How to complete this task. Could you copy each line of the entries that contains "HelloWorld"?

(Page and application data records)
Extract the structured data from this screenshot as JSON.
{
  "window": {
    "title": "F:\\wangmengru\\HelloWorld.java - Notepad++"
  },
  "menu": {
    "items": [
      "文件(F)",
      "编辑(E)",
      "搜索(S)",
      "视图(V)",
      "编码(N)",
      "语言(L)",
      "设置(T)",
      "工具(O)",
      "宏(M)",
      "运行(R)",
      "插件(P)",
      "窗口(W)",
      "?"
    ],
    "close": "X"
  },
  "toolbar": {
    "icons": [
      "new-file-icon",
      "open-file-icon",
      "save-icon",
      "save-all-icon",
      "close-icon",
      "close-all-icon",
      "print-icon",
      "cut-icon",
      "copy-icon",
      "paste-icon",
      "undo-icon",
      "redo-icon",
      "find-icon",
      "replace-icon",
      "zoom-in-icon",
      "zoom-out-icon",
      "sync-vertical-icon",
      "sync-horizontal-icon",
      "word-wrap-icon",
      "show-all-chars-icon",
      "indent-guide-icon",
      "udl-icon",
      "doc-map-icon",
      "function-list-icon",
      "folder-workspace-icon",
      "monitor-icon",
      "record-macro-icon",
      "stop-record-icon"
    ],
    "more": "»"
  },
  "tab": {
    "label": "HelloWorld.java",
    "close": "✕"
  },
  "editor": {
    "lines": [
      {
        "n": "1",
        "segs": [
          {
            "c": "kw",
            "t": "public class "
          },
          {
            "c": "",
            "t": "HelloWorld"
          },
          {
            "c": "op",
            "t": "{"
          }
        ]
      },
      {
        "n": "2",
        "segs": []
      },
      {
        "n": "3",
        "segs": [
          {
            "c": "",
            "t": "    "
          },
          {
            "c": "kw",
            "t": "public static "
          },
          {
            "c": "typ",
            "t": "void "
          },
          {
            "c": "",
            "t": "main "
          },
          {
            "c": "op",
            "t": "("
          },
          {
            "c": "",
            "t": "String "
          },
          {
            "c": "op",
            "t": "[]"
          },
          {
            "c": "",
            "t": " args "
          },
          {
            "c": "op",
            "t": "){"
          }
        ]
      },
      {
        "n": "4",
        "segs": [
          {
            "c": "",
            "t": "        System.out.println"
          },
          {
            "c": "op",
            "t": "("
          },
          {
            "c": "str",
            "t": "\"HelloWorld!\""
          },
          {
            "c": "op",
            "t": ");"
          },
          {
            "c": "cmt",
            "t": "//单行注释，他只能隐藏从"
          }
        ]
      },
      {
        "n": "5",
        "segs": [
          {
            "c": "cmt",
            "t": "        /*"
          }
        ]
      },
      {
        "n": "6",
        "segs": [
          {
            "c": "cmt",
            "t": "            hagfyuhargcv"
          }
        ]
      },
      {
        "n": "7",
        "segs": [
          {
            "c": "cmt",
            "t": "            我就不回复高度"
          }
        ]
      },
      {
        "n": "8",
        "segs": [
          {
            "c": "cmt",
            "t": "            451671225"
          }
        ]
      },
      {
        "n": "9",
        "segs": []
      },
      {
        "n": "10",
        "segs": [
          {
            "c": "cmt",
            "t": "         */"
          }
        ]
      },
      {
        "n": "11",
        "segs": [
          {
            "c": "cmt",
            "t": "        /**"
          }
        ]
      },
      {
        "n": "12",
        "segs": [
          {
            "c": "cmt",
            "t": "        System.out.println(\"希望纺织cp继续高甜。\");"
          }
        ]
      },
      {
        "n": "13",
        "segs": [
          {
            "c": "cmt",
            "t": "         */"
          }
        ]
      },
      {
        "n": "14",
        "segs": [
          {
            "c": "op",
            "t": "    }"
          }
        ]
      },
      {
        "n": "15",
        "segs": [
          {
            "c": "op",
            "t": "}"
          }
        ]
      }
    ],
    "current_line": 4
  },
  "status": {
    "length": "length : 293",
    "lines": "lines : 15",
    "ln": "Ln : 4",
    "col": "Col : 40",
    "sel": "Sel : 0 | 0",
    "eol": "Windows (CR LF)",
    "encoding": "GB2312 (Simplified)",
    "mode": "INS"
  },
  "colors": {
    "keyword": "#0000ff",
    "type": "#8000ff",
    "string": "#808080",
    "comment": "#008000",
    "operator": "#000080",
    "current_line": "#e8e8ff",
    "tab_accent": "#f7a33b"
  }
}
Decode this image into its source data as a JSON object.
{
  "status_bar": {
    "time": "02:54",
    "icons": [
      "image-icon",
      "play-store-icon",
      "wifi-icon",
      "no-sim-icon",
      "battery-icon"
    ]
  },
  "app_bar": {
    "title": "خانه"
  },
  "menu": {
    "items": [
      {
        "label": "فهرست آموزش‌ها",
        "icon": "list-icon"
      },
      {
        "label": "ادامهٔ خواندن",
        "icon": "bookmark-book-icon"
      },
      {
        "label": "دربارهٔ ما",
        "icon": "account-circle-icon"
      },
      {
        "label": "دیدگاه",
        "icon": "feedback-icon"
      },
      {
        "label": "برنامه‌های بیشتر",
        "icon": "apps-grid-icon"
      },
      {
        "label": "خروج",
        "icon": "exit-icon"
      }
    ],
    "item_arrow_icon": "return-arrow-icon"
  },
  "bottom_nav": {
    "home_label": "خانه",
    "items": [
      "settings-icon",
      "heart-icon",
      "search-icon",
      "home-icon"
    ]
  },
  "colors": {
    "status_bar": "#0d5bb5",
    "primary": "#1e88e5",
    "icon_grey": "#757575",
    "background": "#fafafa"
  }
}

Task result.
    "title": "F:\\wangmengru\\HelloWorld.java - Notepad++"
    "label": "HelloWorld.java",
            "t": "HelloWorld"
            "t": "\"HelloWorld!\""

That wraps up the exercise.